|October 9, 2013||Posted by Don Seaman under Commentary|
“Two emotionally charged events, forever linked in our memories. Fifty years later, they underscore the immediacy of TV, and its tremendous impact on our society. The boxes are thinner, the screens are flatter, and more portable, but television’s power to engage, inform, and unite continues to have a profound purpose as we remember the past, celebrate the present, and anticipate our future.”
Those were lines read by Don Cheadle at the 2013 Emmy Awards, during a segment spotlighting TV’s role in the culture-defining events of November 1963 and February 1964.
The Kennedy Assassination was the seminal moment of the Television Age. As Cheadle pointed out, it was the first time that more Americans got their news from TV than from newspapers. It was the event that proved television’s unique ability to bring people together with sound and sight to share in milestone moments. Newspapers delivered information and interpretation – but television also provided emotion. We were now in the moment, not just reviewing it.
People’s relationship with news suddenly changed forever. And with it, television became more than just a novelty for entertainment. It became an essential part of American households.
In February, 1964, the Beatles provided an instant relief from our rock-bottom national despair, as they reenergized the airwaves with joy and love, and a sense of fun. In that one night, they reached down, held our hand, and made us all feel younger and happier again.
As a television moment, the repercussions would be felt in many areas of our society – and one could make an argument that this gave rise to youth marketing. The hysteria created by four “Lads from Liverpool” may be the turning point of a demographic shift in American marketing. Suddenly the housewives in aprons target seemed so very “yesterday,” so very 1950’s. We’d become a youth culture, almost overnight, as a TV audience 73 million strong changed us to our core.

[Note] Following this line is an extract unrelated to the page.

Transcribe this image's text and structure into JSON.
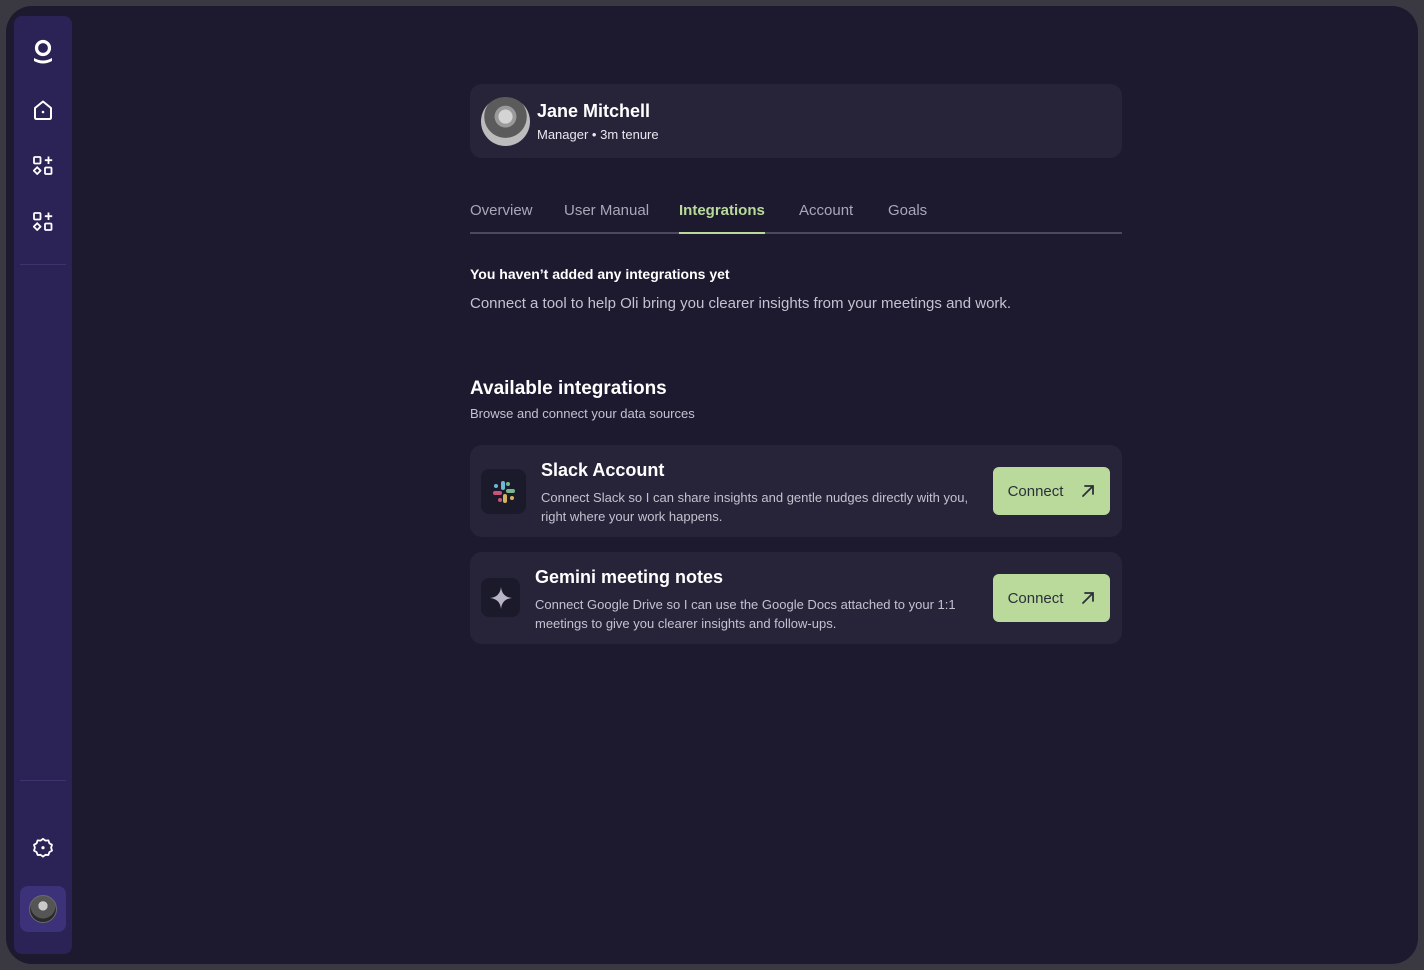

But these two moments weren’t just fixed points in our television landscape. They were huge boulders dropped in a large, calm body of water, which created ripples that still are being seen today. Our “shared moments” continue on television despite the rise of the online world.
Interestingly, these Emmy Awards showed just how much social media and TV intersect. Prior to the event, social buzz was stirring about the extended “In Memoriam” tributes that were to be presented. And during the broadcast, Carrie Underwood, her own star launched as a former winner of American Idol, became the biggest trend on Twitter for the night with her performance of the Beatle’s “Yesterday,” although it’s doubtful that any pointed out the historical anachronism of using a song from 1965 for their appearance in 1964. CBS might be thankful if a large segment of the audience wasn’t sure that Underwood hadn’t written the song herself.
But the online chatter illustrated the respective roles of television and the Internet. We go online to react to what we’ve seen, to get more information, to supplement our television experiences.
It is those touchstone, large-scale, society-rocking events – the Boston Marathon Bombing, Hurricane Sandy, the tragedy in Newtown, CT, or even the most potent of all, 9/11 – coverage of each that are all hallmarks of local broadcast television, that are each further reminders that television is indeed where we are engaged, informed and united.